How many of us can say that we lead balanced lives? And what does it even look like anyway? For some that might be work hard, play hard. For others that means combining staying up late dancing with waking up early to meditate. For another group, that could simply mean singing in the shower on a busy day, having a the time to catch a breath, eating a delicious meal with family.
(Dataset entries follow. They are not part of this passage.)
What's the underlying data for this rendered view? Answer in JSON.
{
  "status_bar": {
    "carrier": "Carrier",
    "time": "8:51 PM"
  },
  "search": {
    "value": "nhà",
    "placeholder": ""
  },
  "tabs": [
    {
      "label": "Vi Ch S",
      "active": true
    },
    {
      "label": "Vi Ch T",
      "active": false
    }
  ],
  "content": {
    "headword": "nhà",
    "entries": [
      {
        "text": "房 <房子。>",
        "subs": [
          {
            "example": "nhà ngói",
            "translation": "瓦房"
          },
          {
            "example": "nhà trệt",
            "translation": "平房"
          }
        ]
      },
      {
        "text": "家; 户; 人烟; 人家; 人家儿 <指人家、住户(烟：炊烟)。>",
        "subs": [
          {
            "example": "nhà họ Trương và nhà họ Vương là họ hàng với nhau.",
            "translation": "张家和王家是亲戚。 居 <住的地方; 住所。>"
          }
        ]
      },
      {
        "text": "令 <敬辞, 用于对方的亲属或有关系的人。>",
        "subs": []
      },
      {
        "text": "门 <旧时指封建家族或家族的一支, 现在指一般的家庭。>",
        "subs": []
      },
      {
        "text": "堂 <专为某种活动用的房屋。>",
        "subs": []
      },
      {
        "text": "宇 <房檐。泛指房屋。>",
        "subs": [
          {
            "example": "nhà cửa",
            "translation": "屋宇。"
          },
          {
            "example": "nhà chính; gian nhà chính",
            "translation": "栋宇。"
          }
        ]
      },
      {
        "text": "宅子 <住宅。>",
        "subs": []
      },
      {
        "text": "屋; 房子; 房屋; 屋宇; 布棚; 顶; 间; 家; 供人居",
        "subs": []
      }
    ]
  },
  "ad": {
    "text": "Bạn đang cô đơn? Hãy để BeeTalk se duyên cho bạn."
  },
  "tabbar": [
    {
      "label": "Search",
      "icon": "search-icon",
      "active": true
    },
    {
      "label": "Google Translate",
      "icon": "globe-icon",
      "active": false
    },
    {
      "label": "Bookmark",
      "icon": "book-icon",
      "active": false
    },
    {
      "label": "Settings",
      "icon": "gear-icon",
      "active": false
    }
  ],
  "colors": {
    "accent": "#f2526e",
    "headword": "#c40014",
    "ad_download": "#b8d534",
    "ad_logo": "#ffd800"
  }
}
This craving for balance is something that a lot of my clients want to address. They want to feel like they’re honoring both their “doing” and their “being” in their daily lives. They don’t want to be oscillating between the mountains and valleys of emotion and are seeking out steadiness instead. The want the calm and peace that comes with living on purpose, in alignment with their values. They don’t want to feel like a balloon floating in the sky, untethered. I am also one of those people. My whole life I’ve been a light-switch, soaring to the highest highs and plummeting to the lowest lows. Some call me fiery, others passionate, and more often than not, temperamental or explosive. I have also craved the peace that comes from balance and often dream about being the kind of person that floats through their day, ritual after ritual.
The other day, I had a breakthrough while working with a client. What if I stopped looking at balance, the noun, and instead thought about balance, the verb? What if an equilibrium, where both sides of the scale are perfectly even, is impossible for me to attain? What if, instead, I simply sought out the act of balancing, moving from one extreme to the other, allowing the balance to tip this way and that? What if that my balance is actually the movement between these extremes, the continuous course correction and adaptation? Perhaps, my balance is less a cool spring day and more a heavy afternoon thunderstorm when the humidity is 100%. Maybe, that’s not such a bad place to be.